Supplied entries section start

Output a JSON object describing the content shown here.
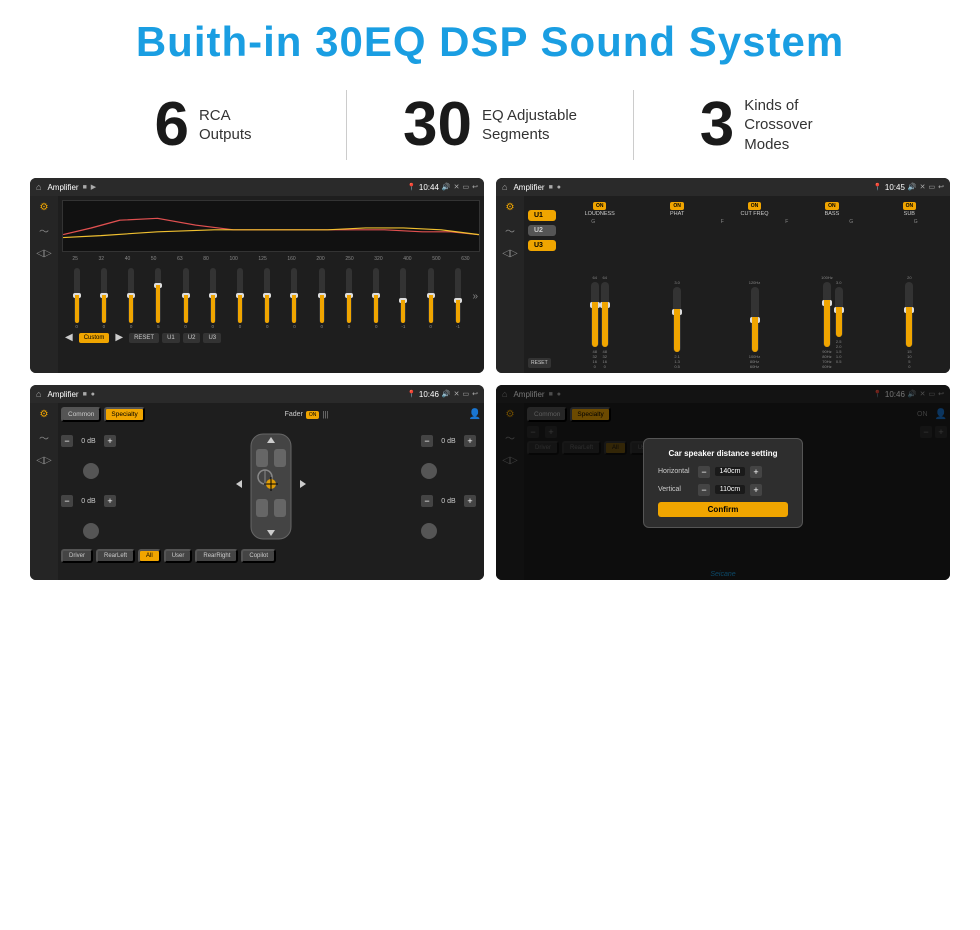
{
  "header": {
    "title": "Buith-in 30EQ DSP Sound System"
  },
  "stats": [
    {
      "number": "6",
      "text": "RCA\nOutputs"
    },
    {
      "number": "30",
      "text": "EQ Adjustable\nSegments"
    },
    {
      "number": "3",
      "text": "Kinds of\nCrossover Modes"
    }
  ],
  "screens": [
    {
      "id": "eq-screen",
      "topbar": {
        "title": "Amplifier",
        "time": "10:44"
      },
      "freqs": [
        "25",
        "32",
        "40",
        "50",
        "63",
        "80",
        "100",
        "125",
        "160",
        "200",
        "250",
        "320",
        "400",
        "500",
        "630"
      ],
      "sliders": [
        0,
        0,
        0,
        5,
        0,
        0,
        0,
        0,
        0,
        0,
        0,
        0,
        -1,
        0,
        -1
      ],
      "buttons": [
        "Custom",
        "RESET",
        "U1",
        "U2",
        "U3"
      ]
    },
    {
      "id": "crossover-screen",
      "topbar": {
        "title": "Amplifier",
        "time": "10:45"
      },
      "channels": [
        "LOUDNESS",
        "PHAT",
        "CUT FREQ",
        "BASS",
        "SUB"
      ],
      "uButtons": [
        "U1",
        "U2",
        "U3"
      ],
      "resetBtn": "RESET"
    },
    {
      "id": "speaker-screen",
      "topbar": {
        "title": "Amplifier",
        "time": "10:46"
      },
      "tabs": [
        "Common",
        "Specialty"
      ],
      "faderLabel": "Fader",
      "positions": [
        "Driver",
        "RearLeft",
        "All",
        "User",
        "RearRight",
        "Copilot"
      ],
      "volumes": [
        "0 dB",
        "0 dB",
        "0 dB",
        "0 dB"
      ]
    },
    {
      "id": "dialog-screen",
      "topbar": {
        "title": "Amplifier",
        "time": "10:46"
      },
      "dialog": {
        "title": "Car speaker distance setting",
        "horizontal_label": "Horizontal",
        "horizontal_value": "140cm",
        "vertical_label": "Vertical",
        "vertical_value": "110cm",
        "confirm_label": "Confirm"
      },
      "positions": [
        "Driver",
        "RearLeft",
        "All",
        "User",
        "RearRight",
        "Copilot"
      ],
      "watermark": "Seicane"
    }
  ]
}
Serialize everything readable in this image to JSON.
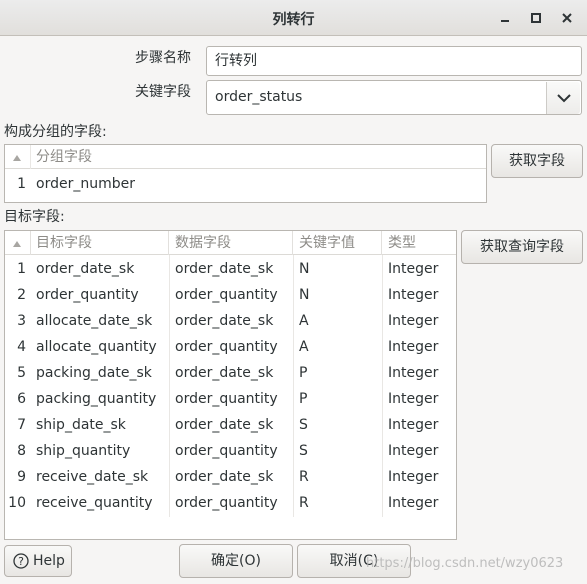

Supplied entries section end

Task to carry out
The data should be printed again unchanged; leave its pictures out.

Result of the task
Output a JSON object describing the content shown here.
{
  "header": {
    "title": "Buith-in 30EQ DSP Sound System"
  },
  "stats": [
    {
      "number": "6",
      "text": "RCA\nOutputs"
    },
    {
      "number": "30",
      "text": "EQ Adjustable\nSegments"
    },
    {
      "number": "3",
      "text": "Kinds of\nCrossover Modes"
    }
  ],
  "screens": [
    {
      "id": "eq-screen",
      "topbar": {
        "title": "Amplifier",
        "time": "10:44"
      },
      "freqs": [
        "25",
        "32",
        "40",
        "50",
        "63",
        "80",
        "100",
        "125",
        "160",
        "200",
        "250",
        "320",
        "400",
        "500",
        "630"
      ],
      "sliders": [
        0,
        0,
        0,
        5,
        0,
        0,
        0,
        0,
        0,
        0,
        0,
        0,
        -1,
        0,
        -1
      ],
      "buttons": [
        "Custom",
        "RESET",
        "U1",
        "U2",
        "U3"
      ]
    },
    {
      "id": "crossover-screen",
      "topbar": {
        "title": "Amplifier",
        "time": "10:45"
      },
      "channels": [
        "LOUDNESS",
        "PHAT",
        "CUT FREQ",
        "BASS",
        "SUB"
      ],
      "uButtons": [
        "U1",
        "U2",
        "U3"
      ],
      "resetBtn": "RESET"
    },
    {
      "id": "speaker-screen",
      "topbar": {
        "title": "Amplifier",
        "time": "10:46"
      },
      "tabs": [
        "Common",
        "Specialty"
      ],
      "faderLabel": "Fader",
      "positions": [
        "Driver",
        "RearLeft",
        "All",
        "User",
        "RearRight",
        "Copilot"
      ],
      "volumes": [
        "0 dB",
        "0 dB",
        "0 dB",
        "0 dB"
      ]
    },
    {
      "id": "dialog-screen",
      "topbar": {
        "title": "Amplifier",
        "time": "10:46"
      },
      "dialog": {
        "title": "Car speaker distance setting",
        "horizontal_label": "Horizontal",
        "horizontal_value": "140cm",
        "vertical_label": "Vertical",
        "vertical_value": "110cm",
        "confirm_label": "Confirm"
      },
      "positions": [
        "Driver",
        "RearLeft",
        "All",
        "User",
        "RearRight",
        "Copilot"
      ],
      "watermark": "Seicane"
    }
  ]
}
Serialize everything readable in this image to JSON.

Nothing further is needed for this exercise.